"Mr. Wizard" Don Herbert, who explained the world of science to millions of young baby boomers on television in the 1950s and 60s and for a later generation on the Nickelodeon cable TV channel in the 1980s, died Tuesday.
He was 89, and died at his home in Bell Canyon, CA after a long battle with multiple myeloma.
A low-key, avuncular presence who wore a white dress shirt with the sleeves rolled up and a tie, Herbert launched his weekly half-hour science show for children on NBC in 1951. Watch Mr. Wizard was broadcast live from Chicago on Saturdays the first few years and then from New York. It ran for 14 years.
Herbert used basic experiments to teach scientific principles to his TV audience via an in-studio guest boy or girl who assisted in the experiments.
"I was a grade school kid in the '50s and watched 'Mr. Wizard' Saturday mornings and was just glued to the television," said Nikosey, president of Mr. Wizard Studios, which sells Mr. Herbert's science books and old TV shows on DVD.
"The show just heightened my curiosity about science and the way things worked," said Nikosey. "I learned an awful lot from him, as did millions of other kids."
By 1955, there were about 5,000 Mr. Wizard Science Clubs across the US, with more than 100,000 members.
In explaining how he brought a sense of wonder to elementary scientific experiments, Herbert said that he "would perform the trick, as it were, to hook the kids, and then explain the science later."
He said, "A lot of scientists criticized us for using the words 'magic' and 'mystery' in the show's subtitle, but they came around eventually."
Watch Mr. Wizard garnered numerous honors, including a Peabody Award and the Thomas Alva Edison Foundation Award for Best Science TV Program for Youth.
Herbert had an important and lasting impact.
"Over the years, Don has been personally responsible for more people going into the sciences than any other single person in this country," George Tressel, a National Science Foundation official, said in 1989. "I fully realize the number is virtually endless when I talk to scientists. They all say that Mr. Wizard taught them to think."
After Watch Mr. Wizard ended its 14-year-run in 1965, Herbert showed up frequently on talk shows, including The Tonight Show and Late Night With David Letterman. Watch Mr. Wizard was revived on NBC in 1971 for a season, and Mr. Wizard's World ran on Nickelodeon from 1983 to 1990.
Born in 1917, in Waconia, MN, Herbert grew up in La Crosse, WI, and graduated from LaCrosse State Teachers College in 1940. In 1942, he volunteered for the Army Air Forces. As a B-24 bomber pilot, he flew 56 missions over Italy, Germany and Yugoslavia and received the Distinguished Flying Cross and the Air Medal with three oak-leaf clusters.

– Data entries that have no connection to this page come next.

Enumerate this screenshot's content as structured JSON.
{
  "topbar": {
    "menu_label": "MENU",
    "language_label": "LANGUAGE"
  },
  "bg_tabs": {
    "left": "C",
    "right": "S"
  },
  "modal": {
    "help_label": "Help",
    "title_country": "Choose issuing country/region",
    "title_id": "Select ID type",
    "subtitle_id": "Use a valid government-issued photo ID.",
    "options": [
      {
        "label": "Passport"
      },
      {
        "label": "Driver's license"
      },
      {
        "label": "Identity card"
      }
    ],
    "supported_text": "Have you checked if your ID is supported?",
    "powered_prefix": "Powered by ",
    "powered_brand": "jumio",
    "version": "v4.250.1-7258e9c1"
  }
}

(info from The Seattle Times, photo from The New York Times) CLICK for Mr. Wizard's website. You can order DVDs of the old shows.